    It was in the fall, 1983 years after the death of our lord, that I met the great Tommy Conlon. There was a radiance to the man, a halo of glory shining from his shaggy mane, as he shambled toward the field…..

    • Tommy writes:

      You might mention, travelling economy in the fall of 1983, you spilled the cup you held between your knees while driving across Harvard Square one Saturday. A lengthy explanation was needed, you felt, but really no one cared. But it was earlier that summer when you and I first dined together near the fields of the Banana Slugs. What were you, a walk-on, HOW IS THAT POSSIBLE in one the highest levels of competition?? It was me,David, who pushed Barkan over to ask “the question” (reference: “Ultimate Glory”, last paragraph of the third version). Don’t think we didn’t notice Moons whispering sweet nothings in your ear. And they were all sweet nothings, and it wasn’t until he paid your fine for drunken commentary (and destruction of personal property) in D.C., that I began to love him.

      And Debra, you’ve given me your ass, and your great-grandmother’s underpants, to contemplate. She reminds me of Jessica Tandy in “Fried Green Tomatoes”, (a movie that came out on video cassette) and I like the sound of the story you’re painting. Tell me, how is the best butter in the county determined? By the pastor?

      • Debora writes:

        Hahaha. Well! Tommy! About Katy McQuaid, my great grandmother. She was by now Katy Clifford, married to a young farmer. It was Mrs. McCarthy, pillar of the community, that first announced that my grandmother made the best butter in the county. All of the other ladies agreed. Mrs. McCarthy’s husband was a fine business man, and the ladies, therefore, deferred to Mrs. McCarthy’s judgment on these matters. They often told the story of how Mrs. McCarthy had returned in a huff to the grocer, slammed a jar of butter on the counter and said, “This will not do. This is not Katy Clifford’s butter. I want Katy Clifford’s butter. She makes the best butter in the county.”

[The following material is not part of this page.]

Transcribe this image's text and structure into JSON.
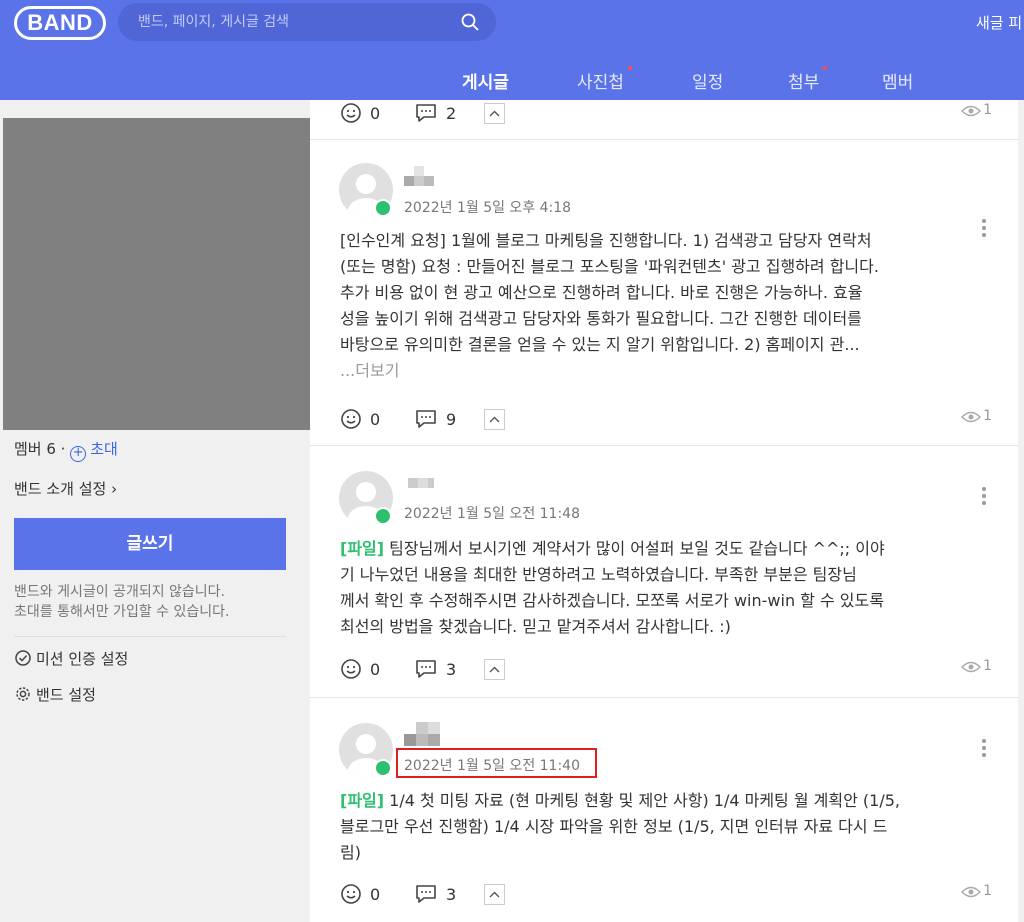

        • Tommy writes:

          Ahh, of course, the women’s circle, prim and catty, all at the same time! No finer recommendation than Mrs. McCarthy’s, whom I imagine wore fabulous hats.

  3. Shelley Burbank writes:

    I enjoy reading both styles. I have to say the first example tugs me gently into the story and says, “Sit down, sip a cup of tea, settle in for awhile.” I guess it really does depend on the story and the mood you want to evoke.

    Have fun exploring all the options for the new book.

  4. Tommy writes:

    One of the things I like about being older – I have a lot of great memories. I think as a writer, as you mature, it gives you a perspective few younger have, and it comes from that sense of time, you’re talking about. You can measure events, not just by their immediacy, but by how they relate, stand up to, even shape, other experiences.

    That being said, if you’re worried about your epic from the attic of your childhood summer home turning into a Neil Simon play, tedius, weighty, dull – add scandal! Uncover some old newspaper clippings of one of your ancestors living a life that was never talked about. (Of course, it’s been done before… about a hundred times.)

    • Debora writes:

      Tommy, smart and funny. I’m glad you contributed, I was wondering what you might have to say. I have this fabulous great grandmother. Auburn hair and bright blue eyes. She was known for dancing all night long and making the best butter in the county. She wore the strangest undergarments.

  5. Debora writes:

    Wow. Love both openings. Yes, different everything. I like to shift around in time, as I read. Tinkers, Paul Harding comes to mind. I don’t know Stegner, but I will check him out. Sounds wonderful.

    Back to Cape Cod, Prophet of Dry Hill. Terrific rendering of all of the abandoned ideas. It’s sad and wonderful (feels like fall). Leaving is always a good idea. Gosh, I have to read this book!

    I have not thought about this play of time in my own writing. Hmm.